Entries from a dataset of interfaces:
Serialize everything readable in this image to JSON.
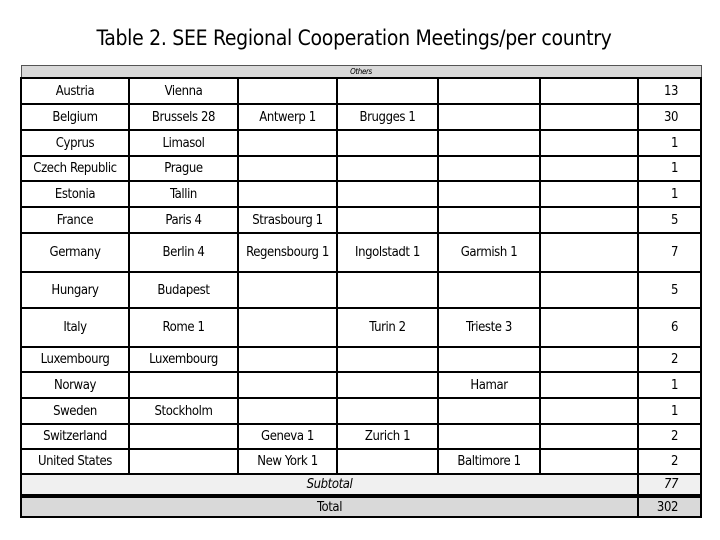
{
  "title": "Table 2. SEE Regional Cooperation Meetings/per country",
  "header": {
    "others": "Others"
  },
  "rows": [
    {
      "country": "Austria",
      "c1": "Vienna",
      "c2": "",
      "c3": "",
      "c4": "",
      "c5": "",
      "total": "13",
      "h": 26
    },
    {
      "country": "Belgium",
      "c1": "Brussels 28",
      "c2": "Antwerp 1",
      "c3": "Brugges 1",
      "c4": "",
      "c5": "",
      "total": "30",
      "h": 26
    },
    {
      "country": "Cyprus",
      "c1": "Limasol",
      "c2": "",
      "c3": "",
      "c4": "",
      "c5": "",
      "total": "1",
      "h": 26
    },
    {
      "country": "Czech Republic",
      "c1": "Prague",
      "c2": "",
      "c3": "",
      "c4": "",
      "c5": "",
      "total": "1",
      "h": 25
    },
    {
      "country": "Estonia",
      "c1": "Tallin",
      "c2": "",
      "c3": "",
      "c4": "",
      "c5": "",
      "total": "1",
      "h": 26
    },
    {
      "country": "France",
      "c1": "Paris  4",
      "c2": "Strasbourg 1",
      "c3": "",
      "c4": "",
      "c5": "",
      "total": "5",
      "h": 26
    },
    {
      "country": "Germany",
      "c1": "Berlin 4",
      "c2": "Regensbourg 1",
      "c3": "Ingolstadt 1",
      "c4": "Garmish 1",
      "c5": "",
      "total": "7",
      "h": 39
    },
    {
      "country": "Hungary",
      "c1": "Budapest",
      "c2": "",
      "c3": "",
      "c4": "",
      "c5": "",
      "total": "5",
      "h": 36
    },
    {
      "country": "Italy",
      "c1": "Rome 1",
      "c2": "",
      "c3": "Turin 2",
      "c4": "Trieste 3",
      "c5": "",
      "total": "6",
      "h": 39
    },
    {
      "country": "Luxembourg",
      "c1": "Luxembourg",
      "c2": "",
      "c3": "",
      "c4": "",
      "c5": "",
      "total": "2",
      "h": 25
    },
    {
      "country": "Norway",
      "c1": "",
      "c2": "",
      "c3": "",
      "c4": "Hamar",
      "c5": "",
      "total": "1",
      "h": 26
    },
    {
      "country": "Sweden",
      "c1": "Stockholm",
      "c2": "",
      "c3": "",
      "c4": "",
      "c5": "",
      "total": "1",
      "h": 26
    },
    {
      "country": "Switzerland",
      "c1": "",
      "c2": "Geneva  1",
      "c3": "Zurich  1",
      "c4": "",
      "c5": "",
      "total": "2",
      "h": 25
    },
    {
      "country": "United States",
      "c1": "",
      "c2": "New York 1",
      "c3": "",
      "c4": "Baltimore 1",
      "c5": "",
      "total": "2",
      "h": 25
    }
  ],
  "subtotal": {
    "label": "Subtotal",
    "value": "77"
  },
  "total": {
    "label": "Total",
    "value": "302"
  }
}
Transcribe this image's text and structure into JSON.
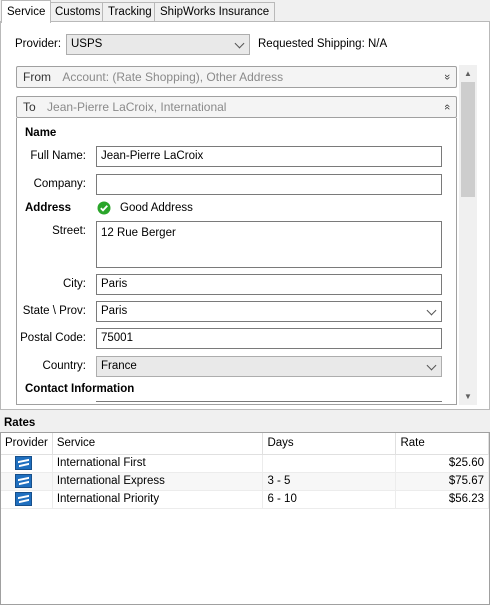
{
  "tabs": [
    {
      "label": "Service"
    },
    {
      "label": "Customs"
    },
    {
      "label": "Tracking"
    },
    {
      "label": "ShipWorks Insurance"
    }
  ],
  "provider": {
    "label": "Provider:",
    "value": "USPS",
    "requested_shipping": "Requested Shipping: N/A"
  },
  "from_section": {
    "title": "From",
    "summary": "Account: (Rate Shopping), Other Address",
    "toggle": "»"
  },
  "to_section": {
    "title": "To",
    "summary": "Jean-Pierre LaCroix, International",
    "toggle": "«"
  },
  "name_group": {
    "heading": "Name",
    "full_name_label": "Full Name:",
    "full_name": "Jean-Pierre LaCroix",
    "company_label": "Company:",
    "company": ""
  },
  "address_group": {
    "heading": "Address",
    "validation": "Good Address",
    "street_label": "Street:",
    "street": "12 Rue Berger",
    "city_label": "City:",
    "city": "Paris",
    "state_label": "State \\ Prov:",
    "state": "Paris",
    "postal_label": "Postal Code:",
    "postal": "75001",
    "country_label": "Country:",
    "country": "France"
  },
  "contact_group": {
    "heading": "Contact Information"
  },
  "rates": {
    "title": "Rates",
    "columns": [
      "Provider",
      "Service",
      "Days",
      "Rate"
    ],
    "rows": [
      {
        "provider_icon": "usps-icon",
        "service": "International First",
        "days": "",
        "rate": "$25.60"
      },
      {
        "provider_icon": "usps-icon",
        "service": "International Express",
        "days": "3 - 5",
        "rate": "$75.67"
      },
      {
        "provider_icon": "usps-icon",
        "service": "International Priority",
        "days": "6 - 10",
        "rate": "$56.23"
      }
    ]
  },
  "colors": {
    "accent": "#1f6fbf",
    "check": "#2aa52a"
  }
}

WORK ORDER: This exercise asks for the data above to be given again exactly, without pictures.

ANSWER FOR THE TASK:
Serialize everything readable in this image to JSON.
{
  "title": "Table 2. SEE Regional Cooperation Meetings/per country",
  "header": {
    "others": "Others"
  },
  "rows": [
    {
      "country": "Austria",
      "c1": "Vienna",
      "c2": "",
      "c3": "",
      "c4": "",
      "c5": "",
      "total": "13",
      "h": 26
    },
    {
      "country": "Belgium",
      "c1": "Brussels 28",
      "c2": "Antwerp 1",
      "c3": "Brugges 1",
      "c4": "",
      "c5": "",
      "total": "30",
      "h": 26
    },
    {
      "country": "Cyprus",
      "c1": "Limasol",
      "c2": "",
      "c3": "",
      "c4": "",
      "c5": "",
      "total": "1",
      "h": 26
    },
    {
      "country": "Czech Republic",
      "c1": "Prague",
      "c2": "",
      "c3": "",
      "c4": "",
      "c5": "",
      "total": "1",
      "h": 25
    },
    {
      "country": "Estonia",
      "c1": "Tallin",
      "c2": "",
      "c3": "",
      "c4": "",
      "c5": "",
      "total": "1",
      "h": 26
    },
    {
      "country": "France",
      "c1": "Paris  4",
      "c2": "Strasbourg 1",
      "c3": "",
      "c4": "",
      "c5": "",
      "total": "5",
      "h": 26
    },
    {
      "country": "Germany",
      "c1": "Berlin 4",
      "c2": "Regensbourg 1",
      "c3": "Ingolstadt 1",
      "c4": "Garmish 1",
      "c5": "",
      "total": "7",
      "h": 39
    },
    {
      "country": "Hungary",
      "c1": "Budapest",
      "c2": "",
      "c3": "",
      "c4": "",
      "c5": "",
      "total": "5",
      "h": 36
    },
    {
      "country": "Italy",
      "c1": "Rome 1",
      "c2": "",
      "c3": "Turin 2",
      "c4": "Trieste 3",
      "c5": "",
      "total": "6",
      "h": 39
    },
    {
      "country": "Luxembourg",
      "c1": "Luxembourg",
      "c2": "",
      "c3": "",
      "c4": "",
      "c5": "",
      "total": "2",
      "h": 25
    },
    {
      "country": "Norway",
      "c1": "",
      "c2": "",
      "c3": "",
      "c4": "Hamar",
      "c5": "",
      "total": "1",
      "h": 26
    },
    {
      "country": "Sweden",
      "c1": "Stockholm",
      "c2": "",
      "c3": "",
      "c4": "",
      "c5": "",
      "total": "1",
      "h": 26
    },
    {
      "country": "Switzerland",
      "c1": "",
      "c2": "Geneva  1",
      "c3": "Zurich  1",
      "c4": "",
      "c5": "",
      "total": "2",
      "h": 25
    },
    {
      "country": "United States",
      "c1": "",
      "c2": "New York 1",
      "c3": "",
      "c4": "Baltimore 1",
      "c5": "",
      "total": "2",
      "h": 25
    }
  ],
  "subtotal": {
    "label": "Subtotal",
    "value": "77"
  },
  "total": {
    "label": "Total",
    "value": "302"
  }
}
Transcribe this image's text and structure into JSON.
{
  "tabs": [
    {
      "label": "Service"
    },
    {
      "label": "Customs"
    },
    {
      "label": "Tracking"
    },
    {
      "label": "ShipWorks Insurance"
    }
  ],
  "provider": {
    "label": "Provider:",
    "value": "USPS",
    "requested_shipping": "Requested Shipping: N/A"
  },
  "from_section": {
    "title": "From",
    "summary": "Account: (Rate Shopping), Other Address",
    "toggle": "»"
  },
  "to_section": {
    "title": "To",
    "summary": "Jean-Pierre LaCroix, International",
    "toggle": "«"
  },
  "name_group": {
    "heading": "Name",
    "full_name_label": "Full Name:",
    "full_name": "Jean-Pierre LaCroix",
    "company_label": "Company:",
    "company": ""
  },
  "address_group": {
    "heading": "Address",
    "validation": "Good Address",
    "street_label": "Street:",
    "street": "12 Rue Berger",
    "city_label": "City:",
    "city": "Paris",
    "state_label": "State \\ Prov:",
    "state": "Paris",
    "postal_label": "Postal Code:",
    "postal": "75001",
    "country_label": "Country:",
    "country": "France"
  },
  "contact_group": {
    "heading": "Contact Information"
  },
  "rates": {
    "title": "Rates",
    "columns": [
      "Provider",
      "Service",
      "Days",
      "Rate"
    ],
    "rows": [
      {
        "provider_icon": "usps-icon",
        "service": "International First",
        "days": "",
        "rate": "$25.60"
      },
      {
        "provider_icon": "usps-icon",
        "service": "International Express",
        "days": "3 - 5",
        "rate": "$75.67"
      },
      {
        "provider_icon": "usps-icon",
        "service": "International Priority",
        "days": "6 - 10",
        "rate": "$56.23"
      }
    ]
  },
  "colors": {
    "accent": "#1f6fbf",
    "check": "#2aa52a"
  }
}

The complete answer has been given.